Several years ago, a developer proposed building a Marlo Furniture store in Chantilly and creating an entire commercial site around it. Fairfax County approved the plan, but years passed and it never got built.
Fast forward to recent times and a mixed-use development called Chantilly Crossing on that same spot at Route 50 and Lee Road. It's at the southwest corner of Routes 28 and 50, near the future National Air and Space Museum Annex. Again, the county Board of Supervisors gave the green light for construction of hotels, restaurants and other businesses there.
The proposal included two hotels, two anchor stores — Target and Costco, several restaurants, a recreational facility, a drive-through bank, plus a service station with a quick-food store and a carwash. Willow Springs Towing also planned to set up shop there.
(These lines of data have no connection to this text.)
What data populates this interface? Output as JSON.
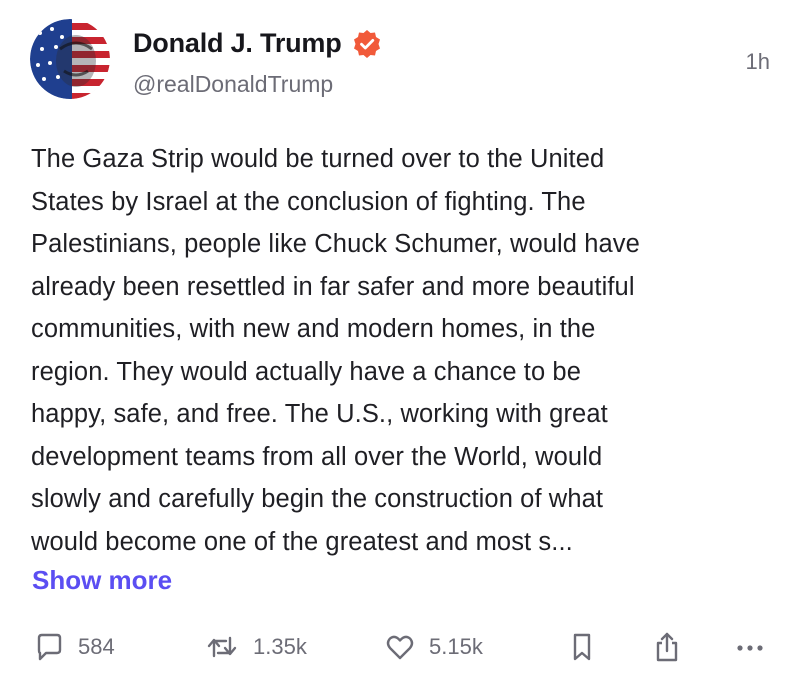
{
  "post": {
    "author": {
      "display_name": "Donald J. Trump",
      "handle": "@realDonaldTrump",
      "verified": true,
      "verified_color": "#f15a3a"
    },
    "timestamp": "1h",
    "body": "The Gaza Strip would be turned over to the United\nStates by Israel at the conclusion of fighting. The\nPalestinians, people like Chuck Schumer, would have\nalready been resettled in far safer and more beautiful\ncommunities, with new and modern homes, in the\nregion. They would actually have a chance to be\nhappy, safe, and free. The U.S., working with great\ndevelopment teams from all over the World, would\nslowly and carefully begin the construction of what\nwould become one of the greatest and most s...",
    "show_more_label": "Show more",
    "accent_color": "#5b4ef2"
  },
  "actions": {
    "reply": {
      "icon": "comment-icon",
      "count": "584"
    },
    "retruth": {
      "icon": "retruth-icon",
      "count": "1.35k"
    },
    "like": {
      "icon": "heart-icon",
      "count": "5.15k"
    },
    "bookmark": {
      "icon": "bookmark-icon"
    },
    "share": {
      "icon": "share-icon"
    },
    "more": {
      "icon": "more-icon"
    }
  }
}
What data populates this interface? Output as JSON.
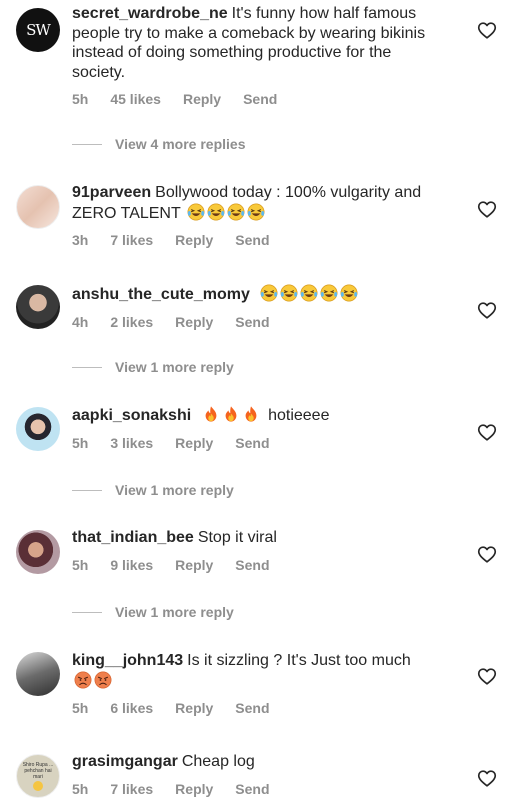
{
  "comments": [
    {
      "username": "secret_wardrobe_ne",
      "text": "It's funny how half famous people try to make a comeback by wearing bikinis instead of doing something productive for the society.",
      "emojis": [],
      "time": "5h",
      "likes": "45 likes",
      "reply": "Reply",
      "send": "Send",
      "avatar_text": "SW",
      "view_replies": "View 4 more replies"
    },
    {
      "username": "91parveen",
      "text": "Bollywood today : 100% vulgarity and ZERO TALENT",
      "emojis": [
        "laughing-tears",
        "laughing-tears",
        "laughing-tears",
        "laughing-tears"
      ],
      "time": "3h",
      "likes": "7 likes",
      "reply": "Reply",
      "send": "Send"
    },
    {
      "username": "anshu_the_cute_momy",
      "text": "",
      "emojis": [
        "laughing-tears",
        "laughing-tears",
        "laughing-tears",
        "laughing-tears",
        "laughing-tears"
      ],
      "time": "4h",
      "likes": "2 likes",
      "reply": "Reply",
      "send": "Send",
      "view_replies": "View 1 more reply"
    },
    {
      "username": "aapki_sonakshi",
      "text": "hotieeee",
      "emojis": [
        "fire",
        "fire",
        "fire"
      ],
      "time": "5h",
      "likes": "3 likes",
      "reply": "Reply",
      "send": "Send",
      "view_replies": "View 1 more reply"
    },
    {
      "username": "that_indian_bee",
      "text": "Stop it viral",
      "emojis": [],
      "time": "5h",
      "likes": "9 likes",
      "reply": "Reply",
      "send": "Send",
      "view_replies": "View 1 more reply"
    },
    {
      "username": "king__john143",
      "text": "Is it sizzling ? It's Just too much",
      "emojis": [
        "angry-face",
        "angry-face"
      ],
      "time": "5h",
      "likes": "6 likes",
      "reply": "Reply",
      "send": "Send"
    },
    {
      "username": "grasimgangar",
      "text": "Cheap log",
      "emojis": [],
      "time": "5h",
      "likes": "7 likes",
      "reply": "Reply",
      "send": "Send",
      "avatar_text": "Shiro Rupa ... pehchan hai mari"
    }
  ],
  "icons": {
    "heart": "heart-outline-icon",
    "laughing": "laughing-tears-emoji",
    "fire": "fire-emoji",
    "angry": "angry-face-emoji"
  },
  "colors": {
    "text": "#262626",
    "meta": "#8e8e8e",
    "divider": "#bdbdbd"
  }
}
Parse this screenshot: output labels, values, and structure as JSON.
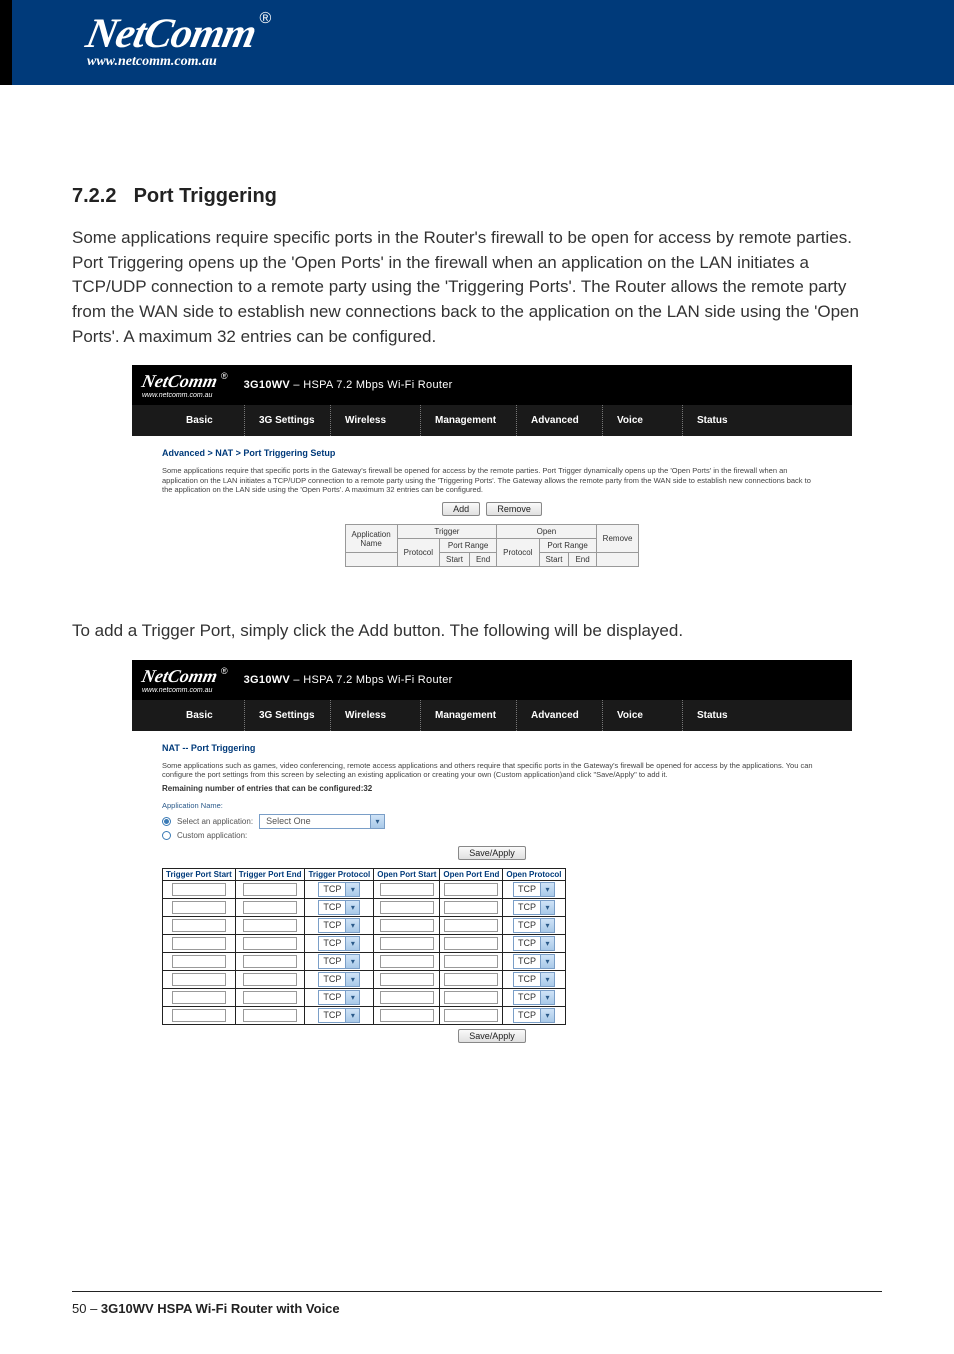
{
  "brand": {
    "name": "NetComm",
    "reg": "®",
    "url": "www.netcomm.com.au"
  },
  "section": {
    "number": "7.2.2",
    "title": "Port Triggering"
  },
  "para1": "Some applications require specific ports in the Router's firewall to be open for access by remote parties. Port Triggering opens up the 'Open Ports' in the firewall when an application on the LAN initiates a TCP/UDP connection to a remote party using the 'Triggering Ports'. The Router allows the remote party from the WAN side to establish new connections back to the application on the LAN side using the 'Open Ports'. A maximum 32 entries can be configured.",
  "para2": "To add a Trigger Port, simply click the Add button. The following will be displayed.",
  "router_title": {
    "model": "3G10WV",
    "desc": " – HSPA 7.2 Mbps Wi-Fi Router"
  },
  "tabs": [
    "Basic",
    "3G Settings",
    "Wireless",
    "Management",
    "Advanced",
    "Voice",
    "Status"
  ],
  "shot1": {
    "crumb": "Advanced > NAT > Port Triggering Setup",
    "desc": "Some applications require that specific ports in the Gateway's firewall be opened for access by the remote parties. Port Trigger dynamically opens up the 'Open Ports' in the firewall when an application on the LAN initiates a TCP/UDP connection to a remote party using the 'Triggering Ports'. The Gateway allows the remote party from the WAN side to establish new connections back to the application on the LAN side using the 'Open Ports'. A maximum 32 entries can be configured.",
    "btn_add": "Add",
    "btn_remove": "Remove",
    "th": {
      "app": "Application",
      "name": "Name",
      "trigger": "Trigger",
      "open": "Open",
      "remove": "Remove",
      "protocol": "Protocol",
      "portrange": "Port Range",
      "start": "Start",
      "end": "End"
    }
  },
  "shot2": {
    "crumb": "NAT -- Port Triggering",
    "desc": "Some applications such as games, video conferencing, remote access applications and others require that specific ports in the Gateway's firewall be opened for access by the applications. You can configure the port settings from this screen by selecting an existing application or creating your own (Custom application)and click \"Save/Apply\" to add it.",
    "remaining": "Remaining number of entries that can be configured:32",
    "appname_label": "Application Name:",
    "radio_select": "Select an application:",
    "radio_custom": "Custom application:",
    "select_value": "Select One",
    "btn_save": "Save/Apply",
    "th": {
      "tps": "Trigger Port Start",
      "tpe": "Trigger Port End",
      "tproto": "Trigger Protocol",
      "ops": "Open Port Start",
      "ope": "Open Port End",
      "oproto": "Open Protocol"
    },
    "proto": "TCP",
    "rows": 8
  },
  "footer": {
    "page": "50 – ",
    "model": "3G10WV HSPA Wi-Fi Router with Voice"
  }
}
Initially, Home Depot was to have opened there, but pulled out when it couldn't get the leasing deal it wanted and was then replaced by Costco.
Trouble is, that's only one of the continual kaleidoscope of changes that have been proposed for Chantilly Crossing in the past year or so. The developer, Starwood Ceruzzi — a national shopping-center developer — has continually changed its mind about what it wants to put into this commercial center, steadily chipping away at the whole concept.
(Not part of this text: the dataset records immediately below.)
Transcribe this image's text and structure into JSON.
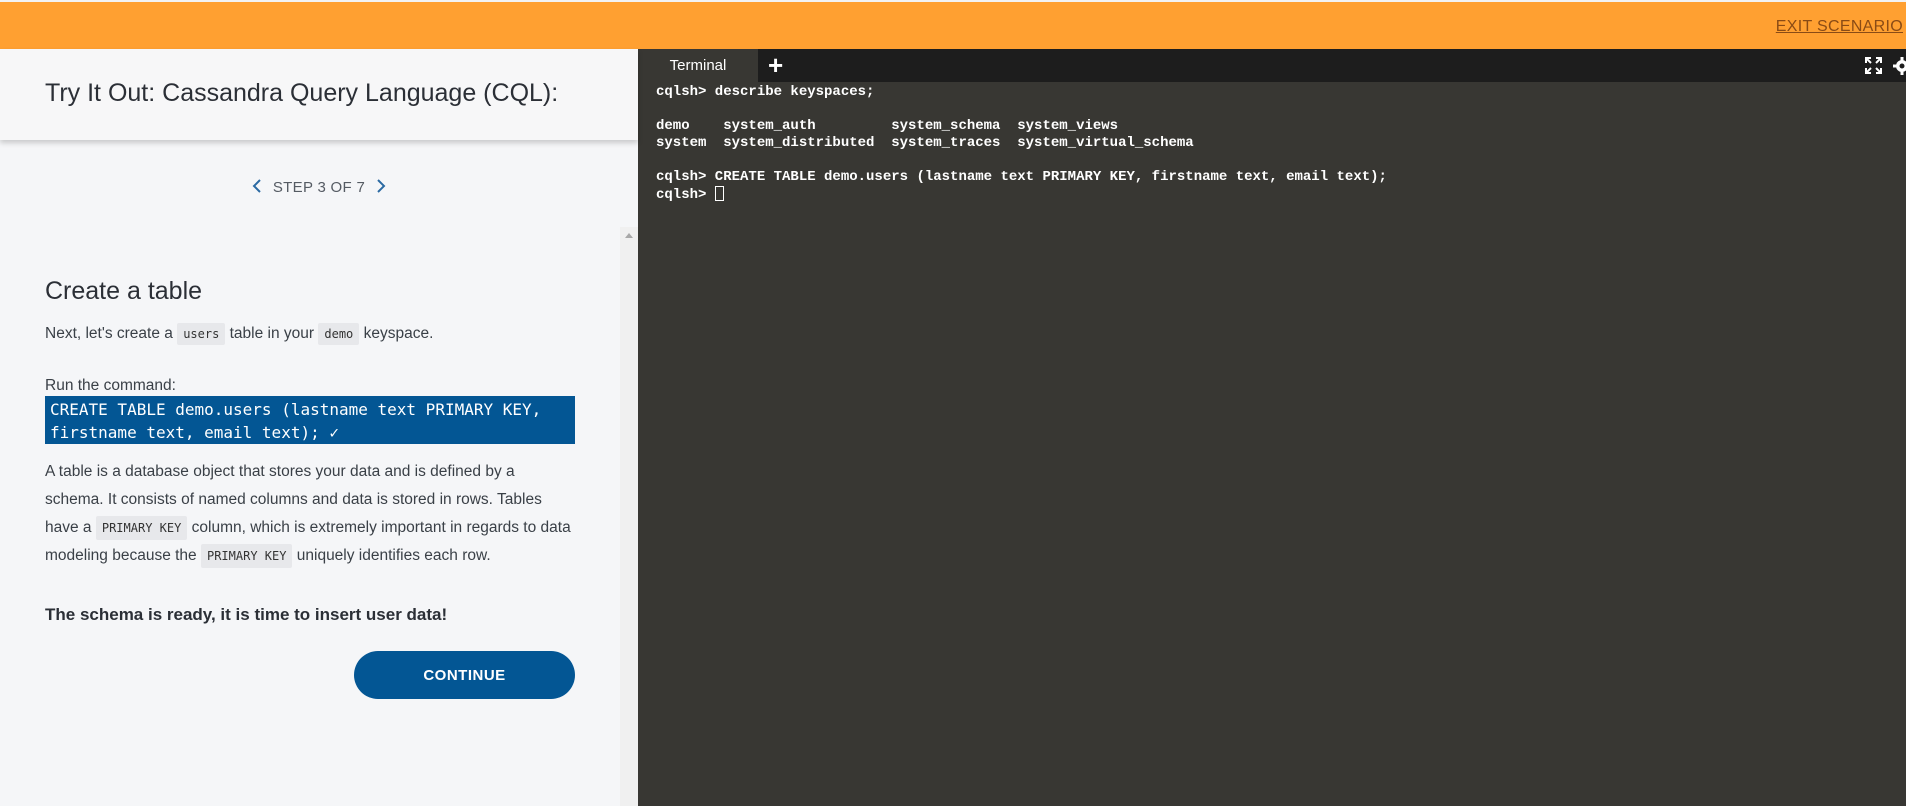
{
  "topbar": {
    "exit_label": "EXIT SCENARIO"
  },
  "scenario": {
    "title": "Try It Out: Cassandra Query Language (CQL):"
  },
  "stepper": {
    "prev_icon": "chevron-left-icon",
    "next_icon": "chevron-right-icon",
    "label": "STEP 3 OF 7"
  },
  "step": {
    "title": "Create a table",
    "intro_pre": "Next, let's create a ",
    "intro_code1": "users",
    "intro_mid": " table in your ",
    "intro_code2": "demo",
    "intro_post": " keyspace.",
    "run_label": "Run the command:",
    "command": "CREATE TABLE demo.users (lastname text PRIMARY KEY, firstname text, email text);",
    "command_check": "✓",
    "desc_1": "A table is a database object that stores your data and is defined by a schema. It consists of named columns and data is stored in rows. Tables have a ",
    "desc_code1": "PRIMARY KEY",
    "desc_2": " column, which is extremely important in regards to data modeling because the ",
    "desc_code2": "PRIMARY KEY",
    "desc_3": " uniquely identifies each row.",
    "callout": "The schema is ready, it is time to insert user data!",
    "continue_label": "CONTINUE"
  },
  "terminal": {
    "tab_label": "Terminal",
    "add_icon": "plus-icon",
    "expand_icon": "expand-icon",
    "settings_icon": "gear-icon",
    "lines": [
      "cqlsh> describe keyspaces;",
      "",
      "demo    system_auth         system_schema  system_views",
      "system  system_distributed  system_traces  system_virtual_schema",
      "",
      "cqlsh> CREATE TABLE demo.users (lastname text PRIMARY KEY, firstname text, email text);"
    ],
    "prompt": "cqlsh> "
  },
  "colors": {
    "topbar": "#ffa031",
    "accent": "#035694",
    "terminal_bg": "#383733",
    "left_bg": "#f5f6f8"
  }
}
The only hotel that actually got built there was the Extended StayAmerica. Then the developer asked the county's permission to replace one of its proposed restaurants with a third hotel so a 75,000-square-foot Marriott SpringHill Suites could arise there.
Now, Starwood Ceruzzi proposes yet another change — jettisoning one of the already-approved hotels in favor of a Marlo Furniture store — bringing everything back to square one, where things began years ago. County staff is recommending denial, and members of the West Fairfax County Citizens Association (WFCCA) Land-Use Committee weren't thrilled, either, when they heard the news at their Oct. 15 meeting.
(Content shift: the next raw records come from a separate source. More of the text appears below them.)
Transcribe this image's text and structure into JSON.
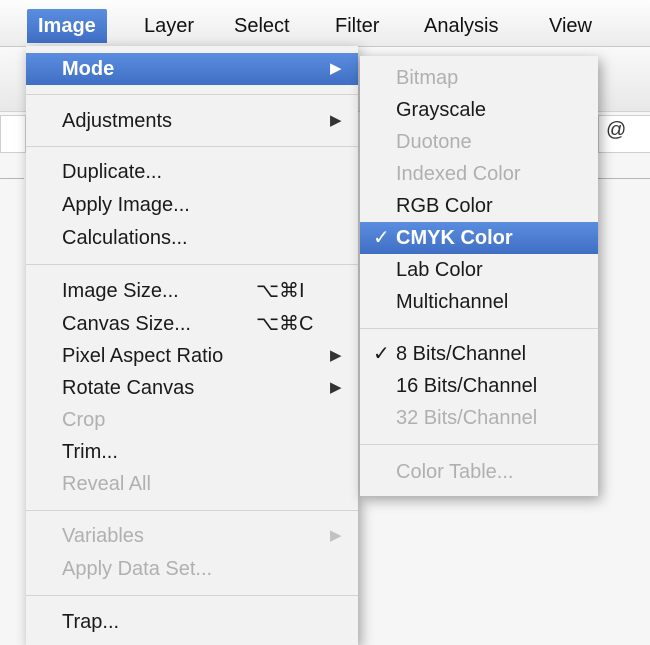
{
  "menubar": {
    "items": [
      {
        "label": "Image",
        "active": true
      },
      {
        "label": "Layer"
      },
      {
        "label": "Select"
      },
      {
        "label": "Filter"
      },
      {
        "label": "Analysis"
      },
      {
        "label": "View"
      }
    ]
  },
  "image_menu": {
    "mode": "Mode",
    "adjustments": "Adjustments",
    "duplicate": "Duplicate...",
    "apply_image": "Apply Image...",
    "calculations": "Calculations...",
    "image_size": {
      "label": "Image Size...",
      "shortcut": "⌥⌘I"
    },
    "canvas_size": {
      "label": "Canvas Size...",
      "shortcut": "⌥⌘C"
    },
    "pixel_aspect_ratio": "Pixel Aspect Ratio",
    "rotate_canvas": "Rotate Canvas",
    "crop": "Crop",
    "trim": "Trim...",
    "reveal_all": "Reveal All",
    "variables": "Variables",
    "apply_data_set": "Apply Data Set...",
    "trap": "Trap..."
  },
  "mode_submenu": {
    "bitmap": "Bitmap",
    "grayscale": "Grayscale",
    "duotone": "Duotone",
    "indexed_color": "Indexed Color",
    "rgb_color": "RGB Color",
    "cmyk_color": "CMYK Color",
    "lab_color": "Lab Color",
    "multichannel": "Multichannel",
    "bits_8": "8 Bits/Channel",
    "bits_16": "16 Bits/Channel",
    "bits_32": "32 Bits/Channel",
    "color_table": "Color Table...",
    "checkmark": "✓",
    "checked_items": [
      "CMYK Color",
      "8 Bits/Channel"
    ]
  },
  "icons": {
    "submenu_arrow": "▶"
  },
  "backdrop": {
    "at_sign": "@"
  },
  "colors": {
    "highlight": "#4a7fd6",
    "disabled_text": "#b0b0b0",
    "menu_bg": "#f2f2f2"
  }
}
Attorney Art Walsh said the developer couldn't find any other suitable, 60,000-square-foot location for the furniture store. He also said the developer was having trouble marketing the hotel because it wasn't visible from Route 50.
"But that didn't seem to be a selling argument for us," said WFCCA Chairman Jim Katcham. "How many people would come to see the Air and Space museum and drive around to find a hotel?" he asked. "Most people book a hotel in advance."
He said county staff recommended denial of the proposal because, when that site was originally planned, the property was supposed to be built around hotel, restaurant and recreation uses to serve the Air and Space museum. The WFCCA agreed with staff.
"A furniture store doesn't compliment the museum in any way," said Katcham. Besides, he added, "There's more space for retail [elsewhere] on the site, and they should move the Marlo near the Target and Costco. But they want smaller stores there, instead."
Another bone of contention with staff is that, in the original plan, retail uses there were supposed to be south of an Environmental Quality Corridor on the property. The Marlo store would be north of it.
The bottom line, said the WFCCA's Jim Hart, is that "the property was supposed to be tourist-oriented" and staff believes that adding a furniture store there would be "too much strip-type retail" on that site. Said Hart: "This is one of our few opportunities to have something special and different" that would be compatible with the museum.
The county Planning Commission heard the issue last Wednesday, Oct. 16, but Sully District Planning Commissioner Ron Koch deferred decision until Nov. 20, the day after WFCCA will vote on it. "We're not quite sure if a furniture store would be appropriate there," he said. "Usually, people visiting the Air and Space Museum don't buy furniture to take home with them."